## Entries supplied
↓↓↓

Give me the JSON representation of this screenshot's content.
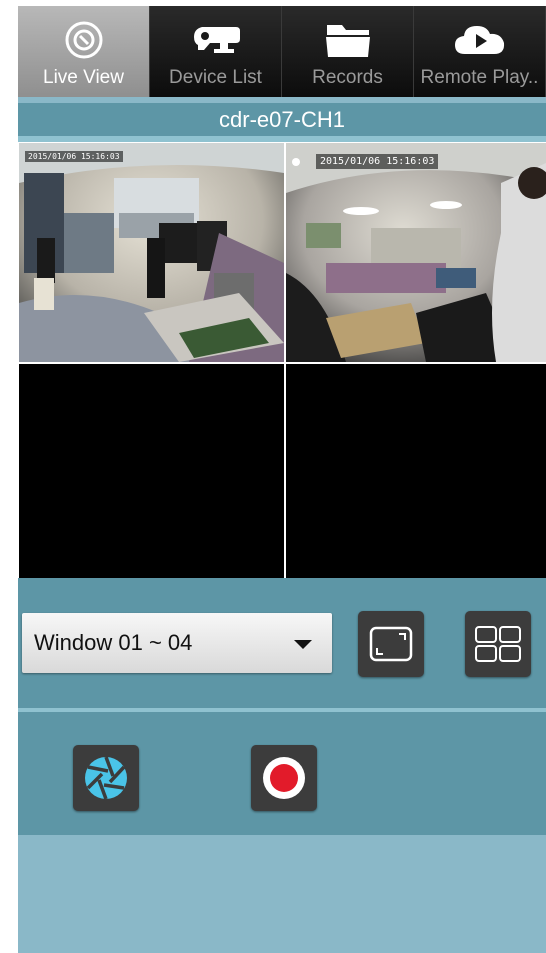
{
  "tabs": [
    {
      "label": "Live View",
      "icon": "live-view-icon",
      "active": true
    },
    {
      "label": "Device List",
      "icon": "camera-icon",
      "active": false
    },
    {
      "label": "Records",
      "icon": "folder-icon",
      "active": false
    },
    {
      "label": "Remote Play..",
      "icon": "cloud-play-icon",
      "active": false
    }
  ],
  "header": {
    "title": "cdr-e07-CH1"
  },
  "cameras": [
    {
      "timestamp": "2015/01/06 15:16:03",
      "selected": true
    },
    {
      "timestamp": "2015/01/06 15:16:03",
      "selected": false
    }
  ],
  "controls": {
    "window_select": "Window 01 ~ 04",
    "fullscreen_icon": "fullscreen-icon",
    "layout_icon": "quad-layout-icon",
    "snapshot_icon": "shutter-icon",
    "record_icon": "record-icon"
  },
  "colors": {
    "accent": "#5d96a6",
    "selection": "#f3f322",
    "record": "#e21b2a",
    "shutter": "#4ac4e8"
  }
}
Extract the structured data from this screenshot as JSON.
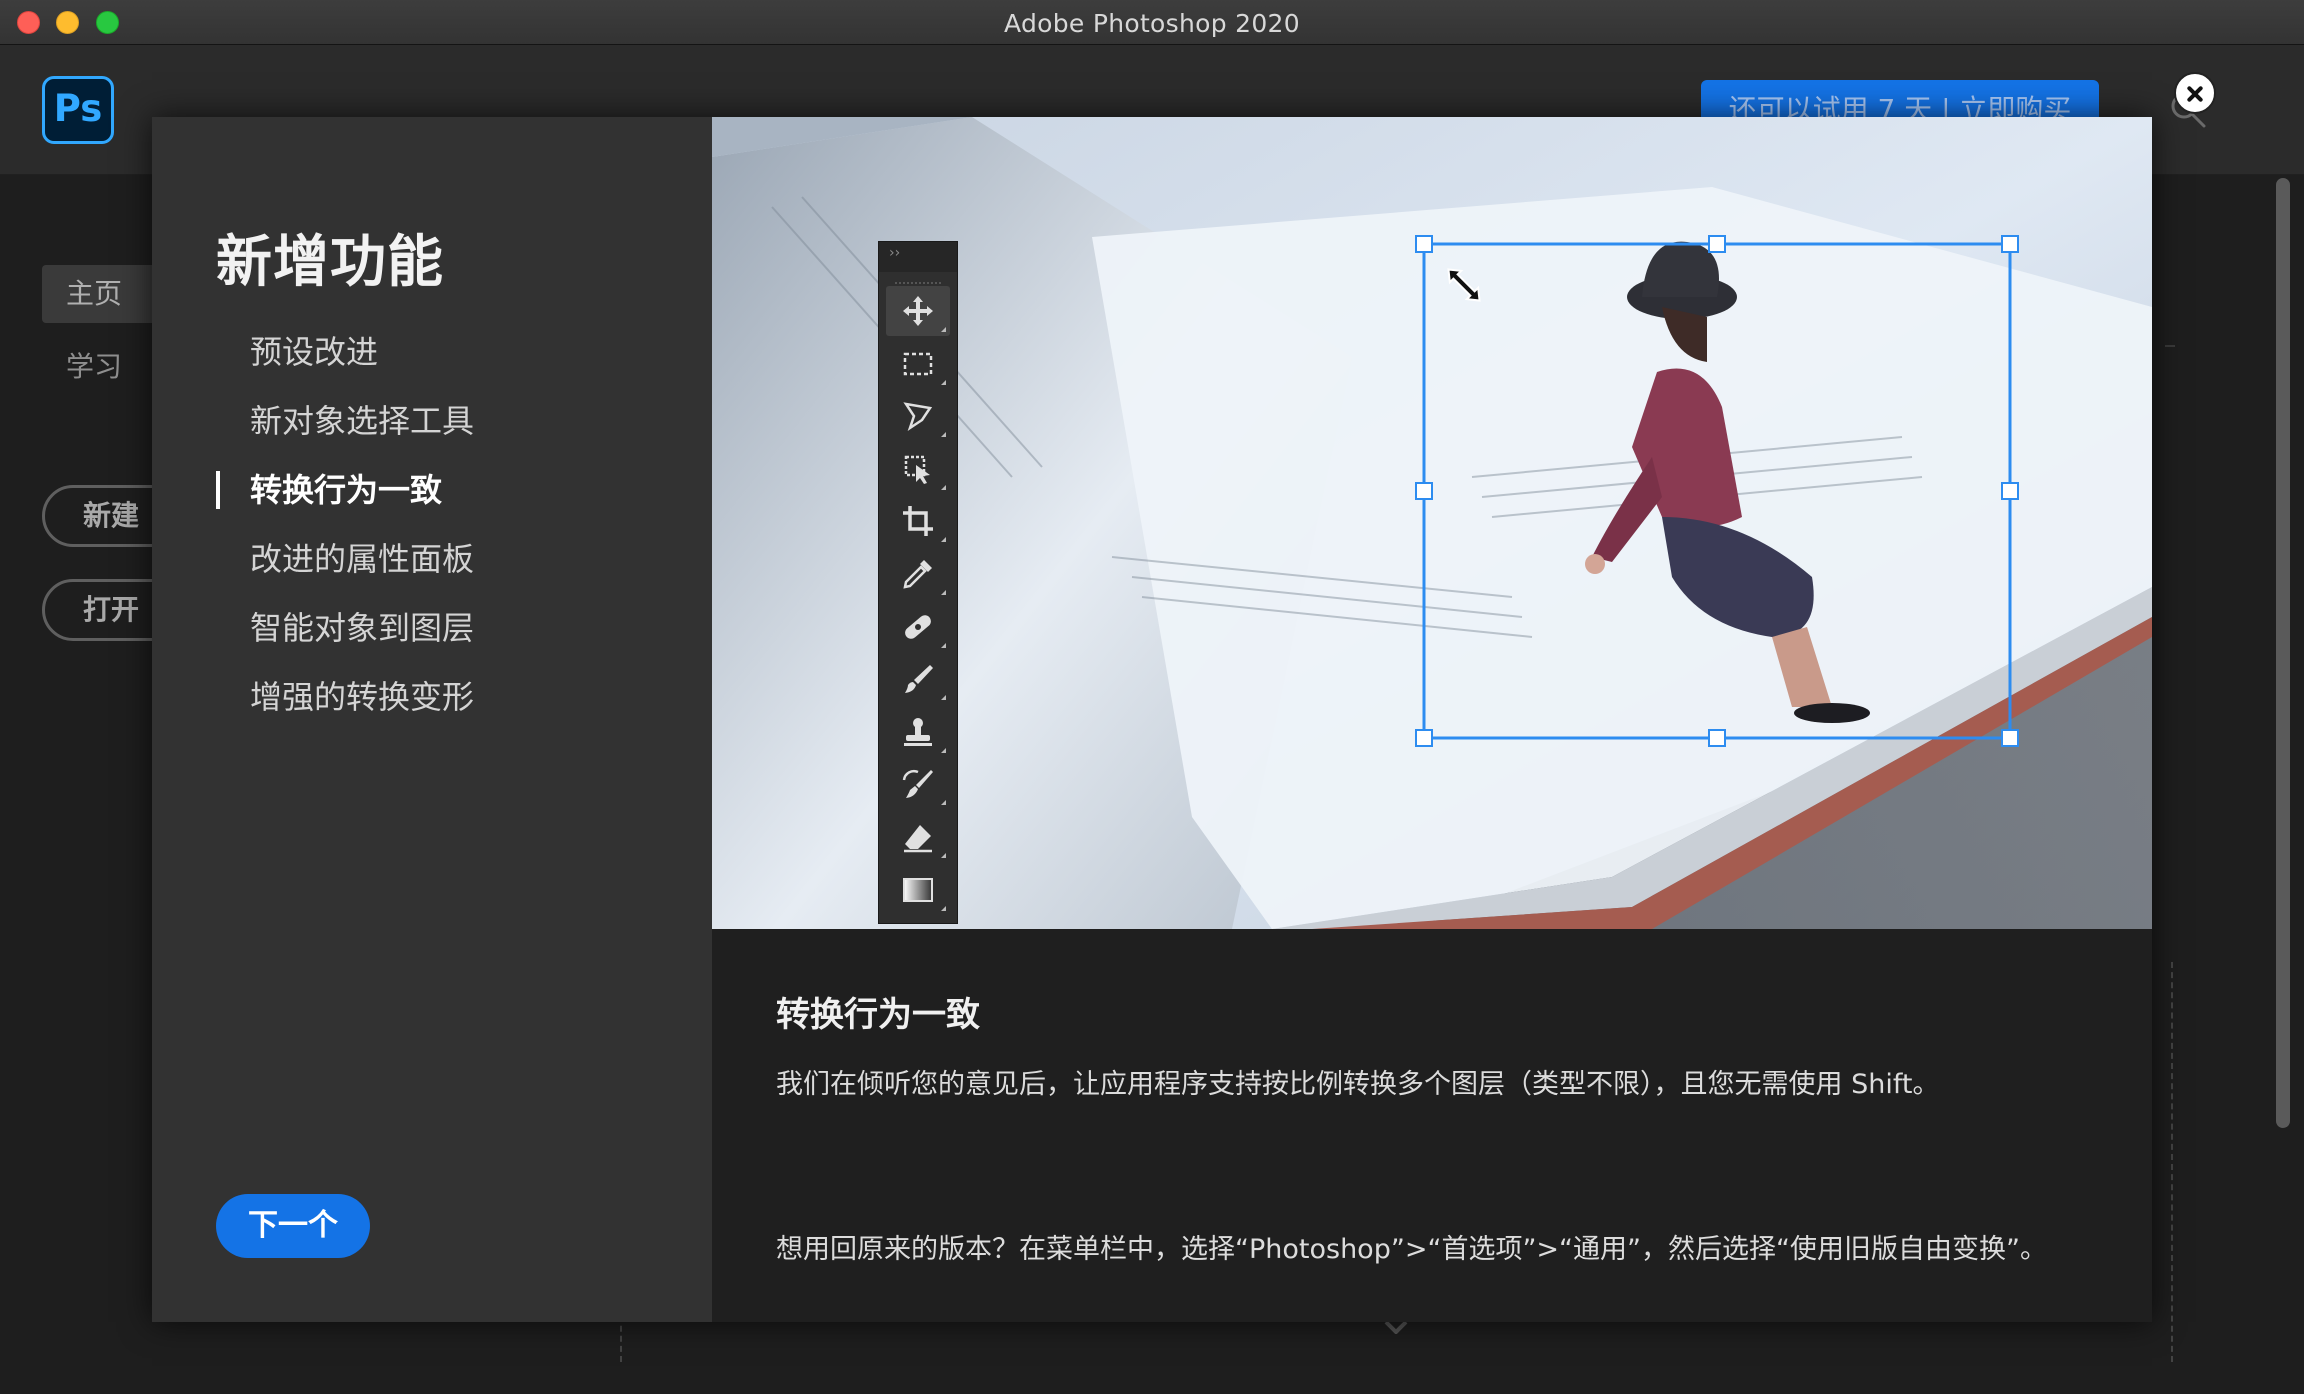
{
  "window": {
    "title": "Adobe Photoshop 2020"
  },
  "home": {
    "trial_banner": "还可以试用 7 天 | 立即购买",
    "nav": [
      {
        "label": "主页"
      },
      {
        "label": "学习"
      }
    ],
    "buttons": {
      "new": "新建",
      "open": "打开"
    }
  },
  "modal": {
    "heading": "新增功能",
    "features": [
      {
        "label": "预设改进"
      },
      {
        "label": "新对象选择工具"
      },
      {
        "label": "转换行为一致"
      },
      {
        "label": "改进的属性面板"
      },
      {
        "label": "智能对象到图层"
      },
      {
        "label": "增强的转换变形"
      }
    ],
    "next_button": "下一个",
    "detail": {
      "title": "转换行为一致",
      "description": "我们在倾听您的意见后，让应用程序支持按比例转换多个图层（类型不限），且您无需使用 Shift。",
      "footnote": "想用回原来的版本？在菜单栏中，选择“Photoshop”>“首选项”>“通用”，然后选择“使用旧版自由变换”。"
    },
    "toolbar_header": "››",
    "tools": [
      "move-tool-icon",
      "marquee-tool-icon",
      "lasso-tool-icon",
      "object-selection-tool-icon",
      "crop-tool-icon",
      "eyedropper-tool-icon",
      "healing-brush-tool-icon",
      "brush-tool-icon",
      "clone-stamp-tool-icon",
      "history-brush-tool-icon",
      "eraser-tool-icon",
      "gradient-tool-icon"
    ]
  },
  "colors": {
    "accent": "#1473e6",
    "selection_box": "#2d8cf0",
    "modal_left_bg": "#323232",
    "modal_bottom_bg": "#1f1f1f"
  }
}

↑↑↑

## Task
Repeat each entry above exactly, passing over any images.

## Output of the task
Give me the JSON representation of this screenshot's content.
{
  "tabs": [
    {
      "label": "Live View",
      "icon": "live-view-icon",
      "active": true
    },
    {
      "label": "Device List",
      "icon": "camera-icon",
      "active": false
    },
    {
      "label": "Records",
      "icon": "folder-icon",
      "active": false
    },
    {
      "label": "Remote Play..",
      "icon": "cloud-play-icon",
      "active": false
    }
  ],
  "header": {
    "title": "cdr-e07-CH1"
  },
  "cameras": [
    {
      "timestamp": "2015/01/06 15:16:03",
      "selected": true
    },
    {
      "timestamp": "2015/01/06 15:16:03",
      "selected": false
    }
  ],
  "controls": {
    "window_select": "Window 01 ~ 04",
    "fullscreen_icon": "fullscreen-icon",
    "layout_icon": "quad-layout-icon",
    "snapshot_icon": "shutter-icon",
    "record_icon": "record-icon"
  },
  "colors": {
    "accent": "#5d96a6",
    "selection": "#f3f322",
    "record": "#e21b2a",
    "shutter": "#4ac4e8"
  }
}
Extract the structured data from this screenshot as JSON.
{
  "window": {
    "title": "Adobe Photoshop 2020"
  },
  "home": {
    "trial_banner": "还可以试用 7 天 | 立即购买",
    "nav": [
      {
        "label": "主页"
      },
      {
        "label": "学习"
      }
    ],
    "buttons": {
      "new": "新建",
      "open": "打开"
    }
  },
  "modal": {
    "heading": "新增功能",
    "features": [
      {
        "label": "预设改进"
      },
      {
        "label": "新对象选择工具"
      },
      {
        "label": "转换行为一致"
      },
      {
        "label": "改进的属性面板"
      },
      {
        "label": "智能对象到图层"
      },
      {
        "label": "增强的转换变形"
      }
    ],
    "next_button": "下一个",
    "detail": {
      "title": "转换行为一致",
      "description": "我们在倾听您的意见后，让应用程序支持按比例转换多个图层（类型不限），且您无需使用 Shift。",
      "footnote": "想用回原来的版本？在菜单栏中，选择“Photoshop”>“首选项”>“通用”，然后选择“使用旧版自由变换”。"
    },
    "toolbar_header": "››",
    "tools": [
      "move-tool-icon",
      "marquee-tool-icon",
      "lasso-tool-icon",
      "object-selection-tool-icon",
      "crop-tool-icon",
      "eyedropper-tool-icon",
      "healing-brush-tool-icon",
      "brush-tool-icon",
      "clone-stamp-tool-icon",
      "history-brush-tool-icon",
      "eraser-tool-icon",
      "gradient-tool-icon"
    ]
  },
  "colors": {
    "accent": "#1473e6",
    "selection_box": "#2d8cf0",
    "modal_left_bg": "#323232",
    "modal_bottom_bg": "#1f1f1f"
  }
}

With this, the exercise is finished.